Lacking familiarity with Estes Park however, you would more likely associate the name Stanley with the steam powered automobile built by the Stanley brothers, the "Stanley Steamer," (or perhaps the locally owned carpet cleaning business.)

In addition to 2 and 4 passenger cars, the Stanley brothers designed and built the Stanley Mountain Wagon to bring their well-heeled guest from the train depot in Loveland up the Big Thompson canyon to Estes Park. The tremendous torque generated by the steam engines made the 3,000 ft climb over winding roads with 12 passengers possible.
Though the steamer gave way to the internal combustion engine in the 20's, there are many that have been restored and still travel the roadways. There is an international Steam Car Club (Link.)
As part of the centennial celebration of the hotel (link), a number of Stanley Steamers made their way to Estes for a Rally this year, and we ran into a number of them around town this week. I grabbed a few photos with my cell phone camera. (I had to clean some of these up with photoshop; the cell phone lens was dirty, and the original pictures were quite hazy with no contrast.)
This man and his son are from near Des Moines. He commented that their club is not about owning a Steamer, but about driving one.

It seems that when driving a steam powered automobile, it is really a two-person job

The power is from kerosene, but the car is really a water hog, and needs frequent refilling.

Occasional repairs are needed . . . some mechanical talent is advised before heading out of town. You don't just jump in the car and start the engine and take off of course. It takes several minutes to pump up the pressure for the kerosene feeder, fire up the boiler, and wait for enough pressure to start the journey.

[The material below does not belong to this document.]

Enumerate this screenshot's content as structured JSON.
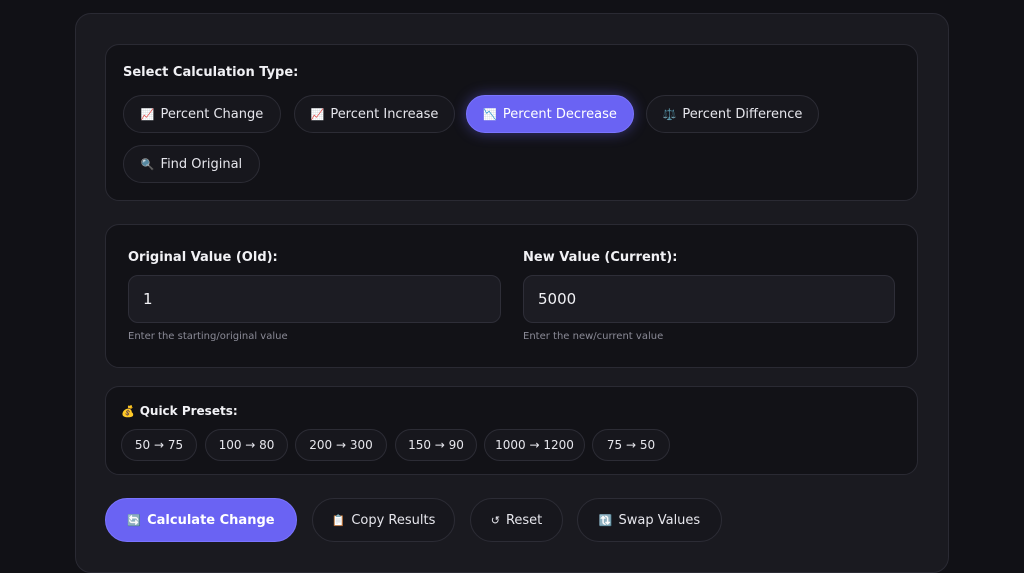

I have seen people deeply involved in hobbies that held no interest for me. This looked like a lot of fun however, and is one of those activities that the whole family can participate in. Should you not have $100-300K to buy a restored steamer, you could devote years of your life to restoring one as did the bloke on this wonderful little English video (link.)